In numerous reports, the UN has already implicated Rwanda and Uganda in the group’s activities. Sustained pressure from the United States and the UN is what led suspected M23 supporters to cut off their support for the militia which led to its defeat in 2013. However, due to the weak Congolese state in its eastern territory where around 120 rebel groups operate with impunity, the M23 has been able to organize and mobilize combatants when called upon.
In a rare statement released by the Rwanda Defense Forces last year in November, Rwanda said the M23 group was operating from Uganda after an M23 attack in Congo. Rwanda was reacting to reports after the M23 attacked the military positions of Chanzu and Runyonyi, in the province of North Kivu in the DRC.
The statement stopped short of saying that Uganda is supporting the group in what was a shift in tactics from disavowing the militia to naming who is behind it.
This was at a time before Uganda and Rwanda came close to the visit of Uganda’s first son, Lt. Gen. Muhoozi Kainerugaba, to President Kagame, a meeting that would lead to the reopening of the common border between the two. country.
The M23 is a group of former rebels of the National Congress for the Defense of the People (CNDP). The name comes from the March 23, 2009 agreement between the CNDP and the Congolese government, which M23 leaders claimed the government had reneged on.
In 2013, the M23 was defeated by a UN intervention brigade made up of Tanzanian and South African troops. At the height of its power, the M23 captured the strategic town of Goma, the largest city in eastern Congo before it was retaken by government troops.
President Museveni opted out of the latest M23 outbreak, perhaps out of a desire not to further alienate Rwanda. The last time the M23 became a headache for regional heads of state, Museveni called a summit in Kampala between the M23 and the DRC government to iron out a deal. He was President of the International Conference of the Great Lakes Region (ICGLR). He also convened a heads of state meeting in Kampala which included presidents; Joseph Kabila, Paul Kagame and Jakaya Kikwete.
However, Museven’s silence is now being undermined by tweets from his son, Lt. Gen. Muhoozi Kainerugaba, commander of the UPDF ground forces.

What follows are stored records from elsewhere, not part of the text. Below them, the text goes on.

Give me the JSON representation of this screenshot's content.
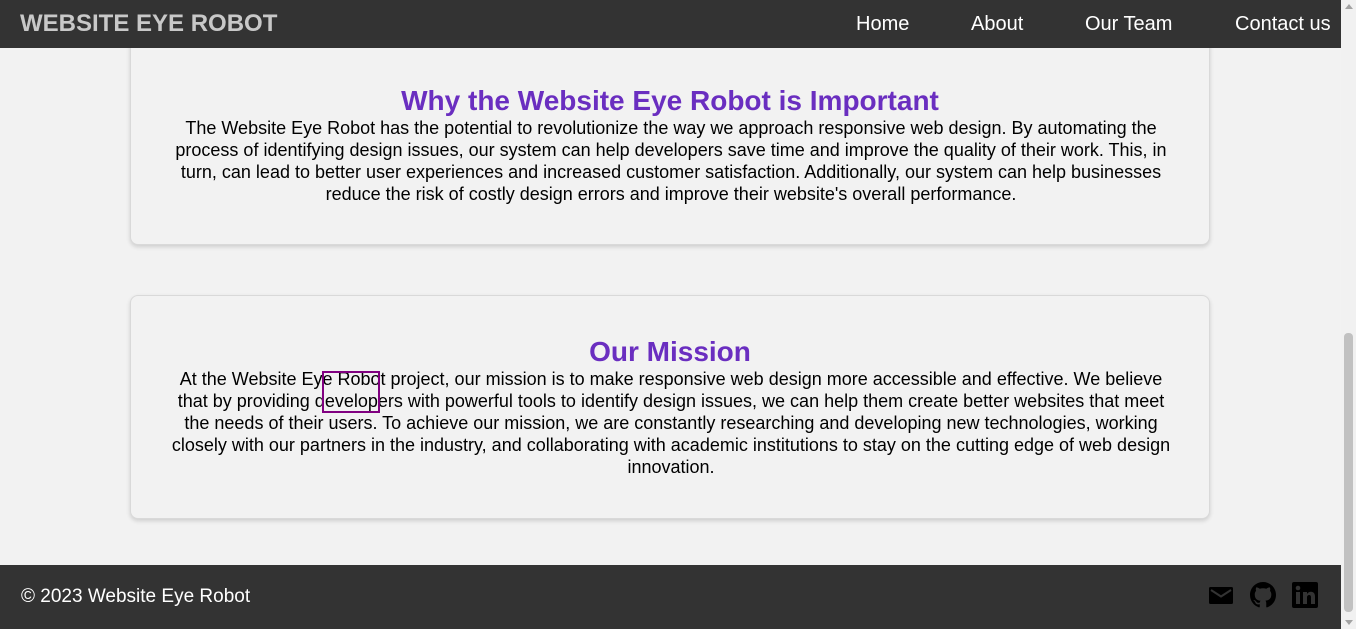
{
  "navbar": {
    "brand": "WEBSITE EYE ROBOT",
    "links": [
      "Home",
      "About",
      "Our Team",
      "Contact us"
    ]
  },
  "sections": [
    {
      "title": "Why the Website Eye Robot is Important",
      "body": "The Website Eye Robot has the potential to revolutionize the way we approach responsive web design. By automating the process of identifying design issues, our system can help developers save time and improve the quality of their work. This, in turn, can lead to better user experiences and increased customer satisfaction. Additionally, our system can help businesses reduce the risk of costly design errors and improve their website's overall performance."
    },
    {
      "title": "Our Mission",
      "body": "At the Website Eye Robot project, our mission is to make responsive web design more accessible and effective. We believe that by providing developers with powerful tools to identify design issues, we can help them create better websites that meet the needs of their users. To achieve our mission, we are constantly researching and developing new technologies, working closely with our partners in the industry, and collaborating with academic institutions to stay on the cutting edge of web design innovation."
    }
  ],
  "footer": {
    "copyright": "© 2023 Website Eye Robot",
    "icons": [
      "mail-icon",
      "github-icon",
      "linkedin-icon"
    ]
  },
  "colors": {
    "nav_background": "#333333",
    "brand_text": "#c8c8c8",
    "heading": "#6a2ec0",
    "page_background": "#f2f2f2",
    "highlight_box": "#800080"
  }
}
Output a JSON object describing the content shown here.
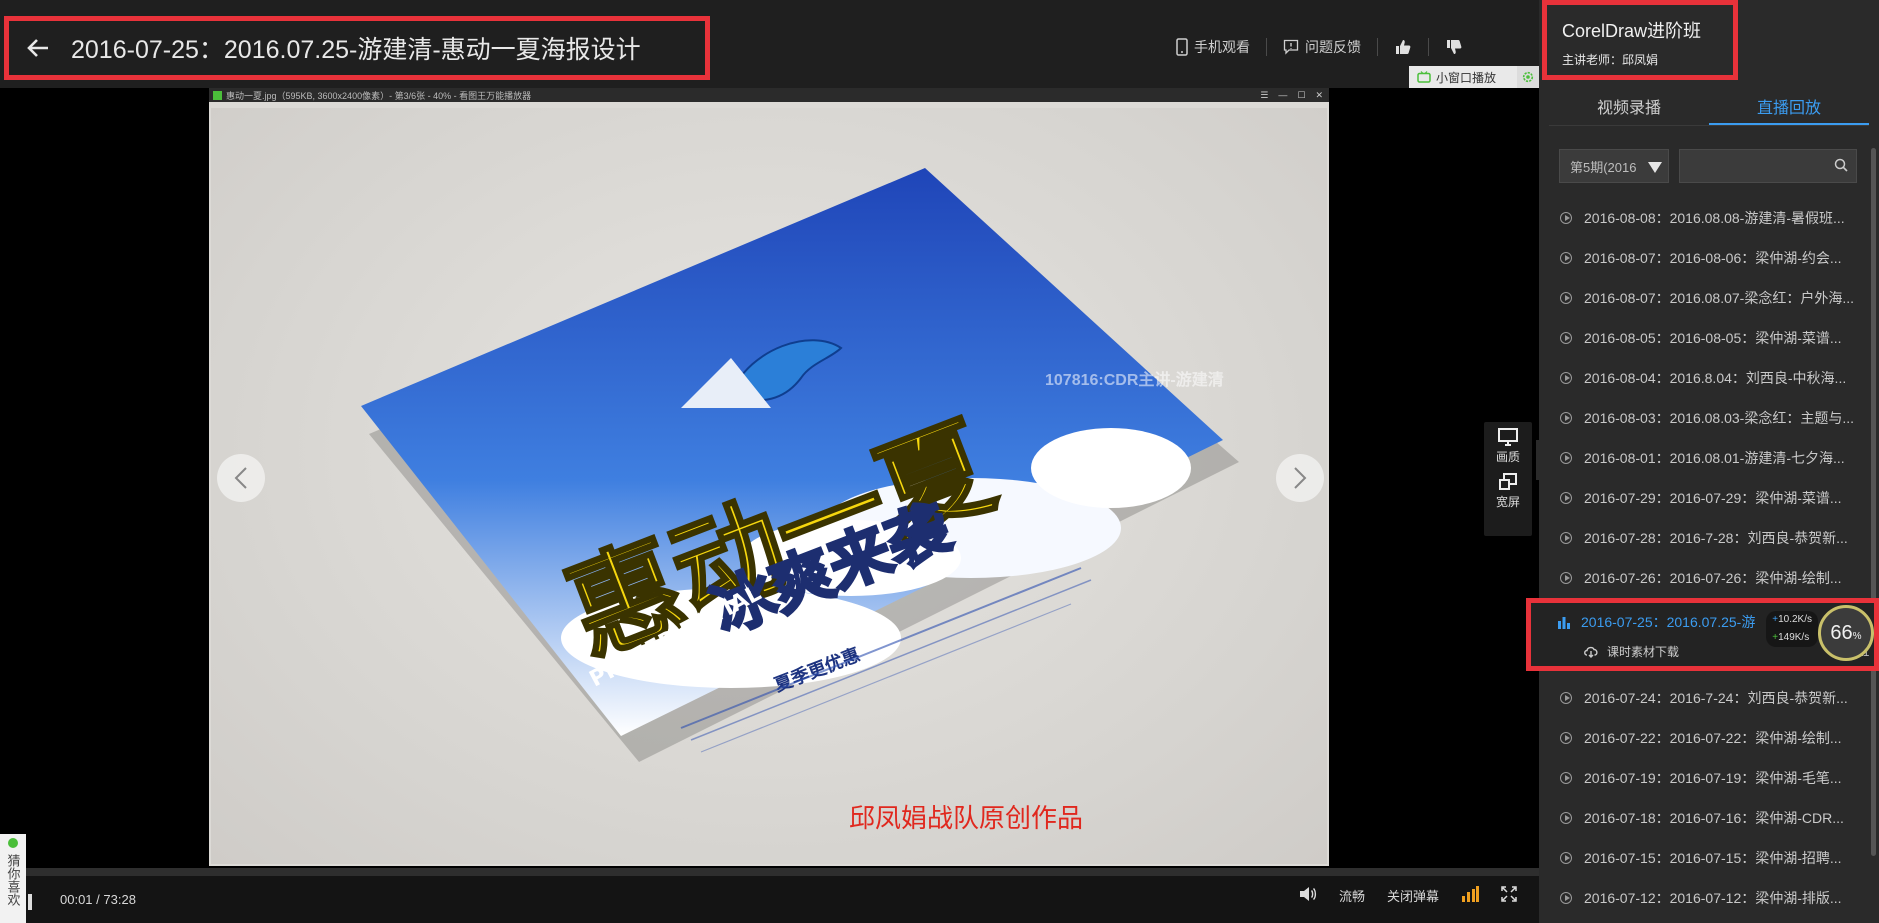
{
  "header": {
    "title": "2016-07-25：2016.07.25-游建清-惠动一夏海报设计",
    "actions": [
      {
        "label": "手机观看",
        "icon": "phone-icon"
      },
      {
        "label": "问题反馈",
        "icon": "feedback-icon"
      }
    ],
    "like_icon": "thumbs-up-icon",
    "dislike_icon": "thumbs-down-icon",
    "mini_window_label": "小窗口播放"
  },
  "slide": {
    "viewer_title": "惠动一夏.jpg（595KB, 3600x2400像素）- 第3/6张 - 40% - 看图王万能播放器",
    "watermark": "107816:CDR主讲-游建清",
    "credit": "邱凤娟战队原创作品",
    "poster_title": "惠动一夏",
    "poster_sub": "冰爽来袭",
    "poster_tag": "夏季更优惠",
    "poster_prefer": "PREFER ENTIAL"
  },
  "side_tools": {
    "quality_label": "画质",
    "widescreen_label": "宽屏"
  },
  "controls": {
    "current_time": "00:01",
    "separator": "/",
    "total_time": "73:28",
    "progress_fraction": 0.0002,
    "fluency_label": "流畅",
    "danmaku_label": "关闭弹幕"
  },
  "guess": {
    "label": "猜你喜欢"
  },
  "panel": {
    "course_title": "CorelDraw进阶班",
    "teacher": "主讲老师：邱凤娟",
    "tabs": [
      {
        "label": "视频录播",
        "active": false
      },
      {
        "label": "直播回放",
        "active": true
      }
    ],
    "period_select": "第5期(2016",
    "search_placeholder": "",
    "items_before": [
      "2016-08-08：2016.08.08-游建清-暑假班...",
      "2016-08-07：2016-08-06：梁仲湖-约会...",
      "2016-08-07：2016.08.07-梁念红：户外海...",
      "2016-08-05：2016-08-05：梁仲湖-菜谱...",
      "2016-08-04：2016.8.04：刘西良-中秋海...",
      "2016-08-03：2016.08.03-梁念红：主题与...",
      "2016-08-01：2016.08.01-游建清-七夕海...",
      "2016-07-29：2016-07-29：梁仲湖-菜谱...",
      "2016-07-28：2016-7-28：刘西良-恭贺新...",
      "2016-07-26：2016-07-26：梁仲湖-绘制..."
    ],
    "active_item": {
      "label": "2016-07-25：2016.07.25-游",
      "download_label": "课时素材下载",
      "upload_speed": "10.2",
      "download_speed": "149",
      "speed_unit": "K/s",
      "size_text": "11",
      "gauge_value": "66",
      "gauge_unit": "%"
    },
    "items_after": [
      "2016-07-24：2016-7-24：刘西良-恭贺新...",
      "2016-07-22：2016-07-22：梁仲湖-绘制...",
      "2016-07-19：2016-07-19：梁仲湖-毛笔...",
      "2016-07-18：2016-07-16：梁仲湖-CDR...",
      "2016-07-15：2016-07-15：梁仲湖-招聘...",
      "2016-07-12：2016-07-12：梁仲湖-排版..."
    ]
  },
  "colors": {
    "accent": "#3b9cf0",
    "highlight_border": "#e8323a",
    "credit_text": "#e0281e"
  }
}
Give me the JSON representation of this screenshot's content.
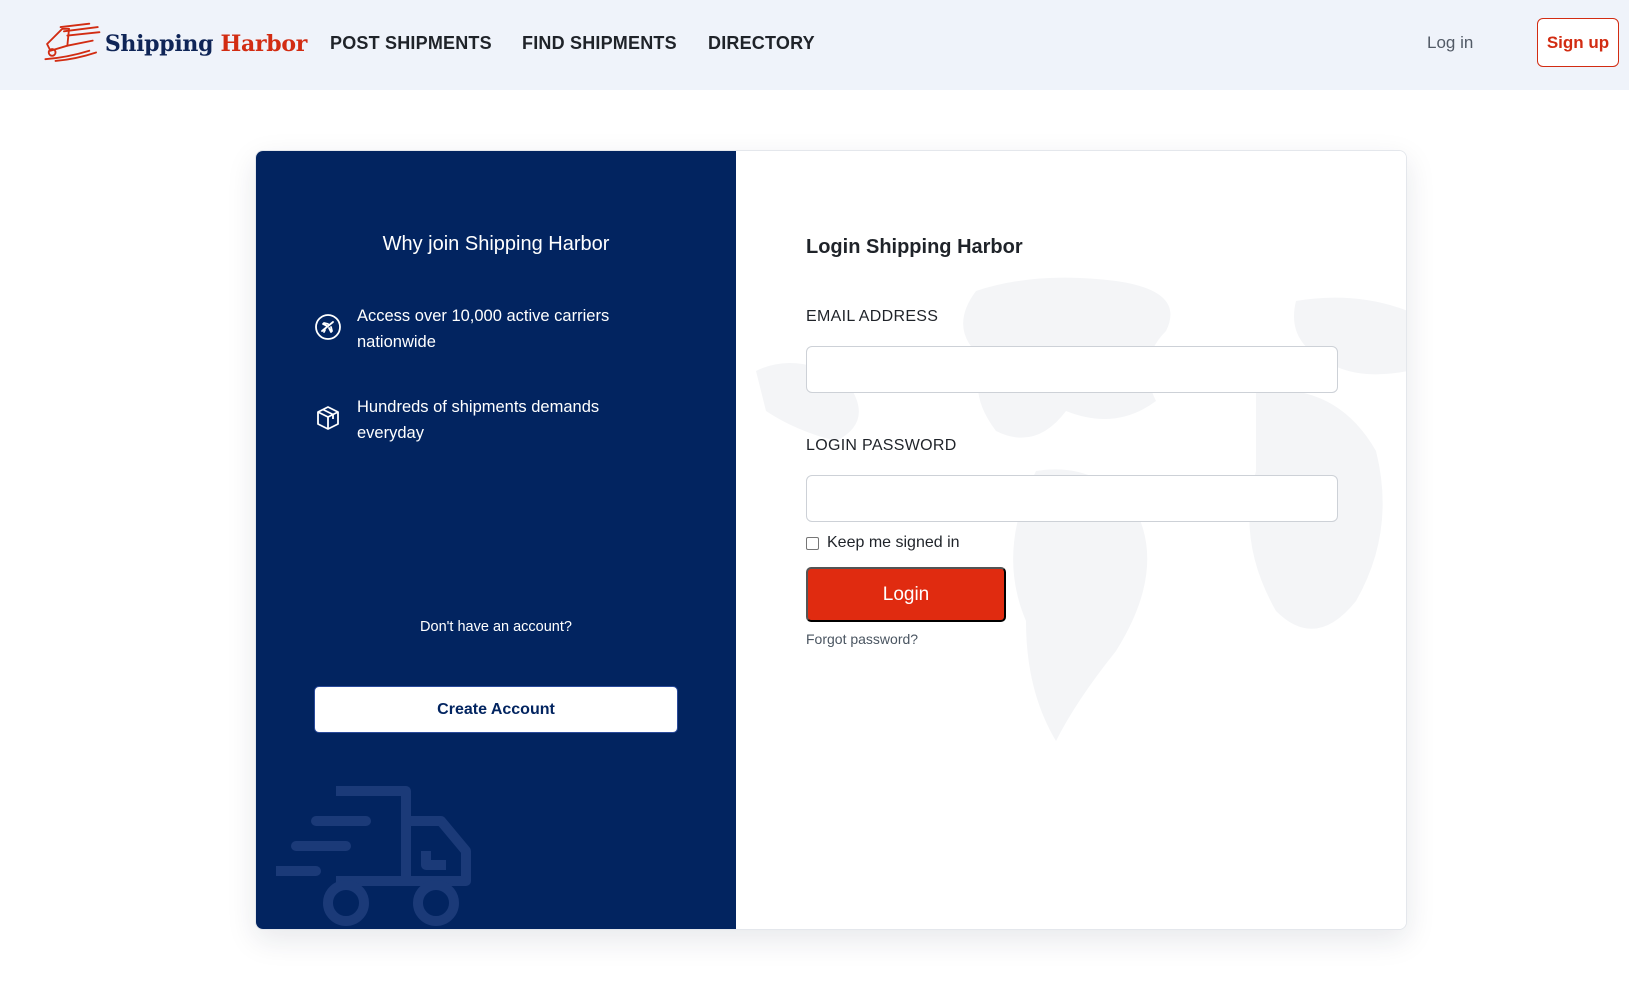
{
  "header": {
    "brand": {
      "word1": "Shipping",
      "word2": "Harbor"
    },
    "nav": {
      "post_shipments": "POST SHIPMENTS",
      "find_shipments": "FIND SHIPMENTS",
      "directory": "DIRECTORY"
    },
    "login_link": "Log in",
    "signup_button": "Sign up"
  },
  "promo": {
    "title": "Why join Shipping Harbor",
    "benefits": [
      {
        "icon": "airplane-circle-icon",
        "text": "Access over 10,000 active carriers nationwide"
      },
      {
        "icon": "package-box-icon",
        "text": "Hundreds of shipments demands everyday"
      }
    ],
    "no_account_text": "Don't have an account?",
    "create_account_button": "Create Account"
  },
  "login_form": {
    "title": "Login Shipping Harbor",
    "email_label": "EMAIL ADDRESS",
    "email_value": "",
    "password_label": "LOGIN PASSWORD",
    "password_value": "",
    "keep_signed_in_label": "Keep me signed in",
    "keep_signed_in_checked": false,
    "login_button": "Login",
    "forgot_password_link": "Forgot password?"
  },
  "colors": {
    "brand_navy": "#022460",
    "brand_red": "#e02b10",
    "header_bg": "#eff3fa"
  }
}
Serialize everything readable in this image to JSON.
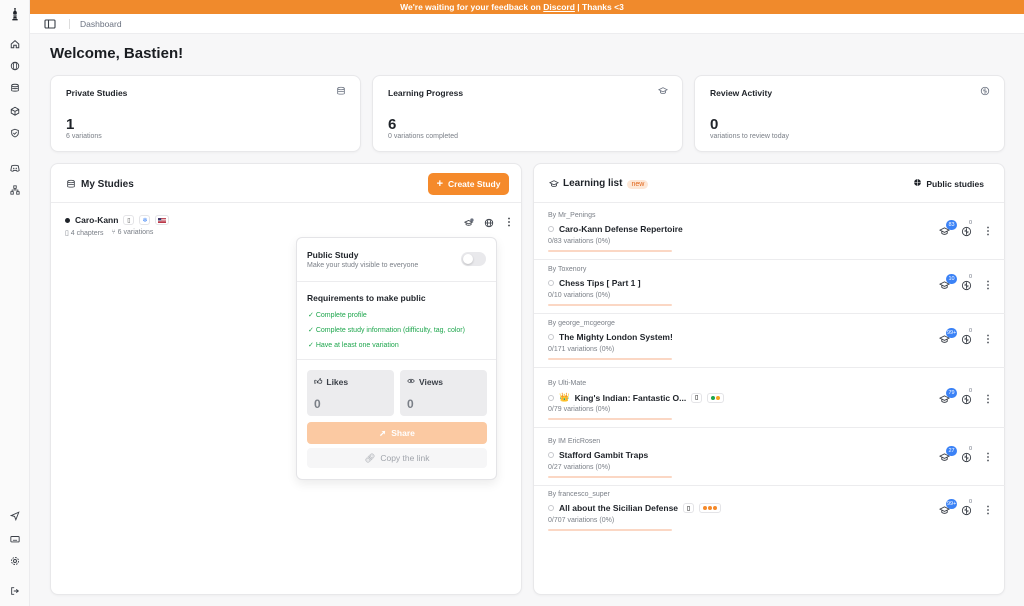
{
  "banner": {
    "text_before": "We're waiting for your feedback on ",
    "link": "Discord",
    "text_after": " | Thanks <3"
  },
  "breadcrumb": "Dashboard",
  "welcome": "Welcome, Bastien!",
  "stats": [
    {
      "title": "Private Studies",
      "value": "1",
      "sub": "6 variations",
      "icon": "database-icon"
    },
    {
      "title": "Learning Progress",
      "value": "6",
      "sub": "0 variations completed",
      "icon": "graduation-cap-icon"
    },
    {
      "title": "Review Activity",
      "value": "0",
      "sub": "variations to review today",
      "icon": "brain-icon"
    }
  ],
  "my_studies": {
    "title": "My Studies",
    "create_label": "Create Study",
    "study": {
      "name": "Caro-Kann",
      "chapters": "4 chapters",
      "variations": "6 variations"
    }
  },
  "popover": {
    "public_title": "Public Study",
    "public_sub": "Make your study visible to everyone",
    "public_enabled": false,
    "requirements_title": "Requirements to make public",
    "requirements": [
      "Complete profile",
      "Complete study information (difficulty, tag, color)",
      "Have at least one variation"
    ],
    "likes_label": "Likes",
    "likes_value": "0",
    "views_label": "Views",
    "views_value": "0",
    "share_label": "Share",
    "copy_label": "Copy the link"
  },
  "learning_list": {
    "title": "Learning list",
    "new_badge": "new",
    "public_studies_label": "Public studies",
    "items": [
      {
        "by": "By Mr_Penings",
        "name": "Caro-Kann Defense Repertoire",
        "progress": "0/83 variations (0%)",
        "count": "83",
        "review": "0",
        "has_book": false,
        "colors": [],
        "emoji": ""
      },
      {
        "by": "By Toxenory",
        "name": "Chess Tips [ Part 1 ]",
        "progress": "0/10 variations (0%)",
        "count": "10",
        "review": "0",
        "has_book": false,
        "colors": [],
        "emoji": ""
      },
      {
        "by": "By george_mcgeorge",
        "name": "The Mighty London System!",
        "progress": "0/171 variations (0%)",
        "count": "99+",
        "review": "0",
        "has_book": false,
        "colors": [],
        "emoji": ""
      },
      {
        "by": "By Ulti-Mate",
        "name": "King's Indian: Fantastic O...",
        "progress": "0/79 variations (0%)",
        "count": "79",
        "review": "0",
        "has_book": true,
        "colors": [
          "#1ea64d",
          "#f5a623"
        ],
        "emoji": "👑"
      },
      {
        "by": "By IM EricRosen",
        "name": "Stafford Gambit Traps",
        "progress": "0/27 variations (0%)",
        "count": "27",
        "review": "0",
        "has_book": false,
        "colors": [],
        "emoji": ""
      },
      {
        "by": "By francesco_super",
        "name": "All about the Sicilian Defense",
        "progress": "0/707 variations (0%)",
        "count": "99+",
        "review": "0",
        "has_book": true,
        "colors": [
          "#f58a2b",
          "#f58a2b",
          "#f58a2b"
        ],
        "emoji": ""
      }
    ]
  },
  "colors": {
    "accent": "#f58a2b",
    "banner": "#f08a2c",
    "success": "#1ea64d",
    "badge": "#3b82f6"
  }
}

Museveni’s inability to contain Muhoozi’s comments on sensitive topics has left others in the DRC rebel arena at an impasse. For most of them, the latest flare-up in tensions between Rwanda and the DRC is trying enough without dragging on in Uganda.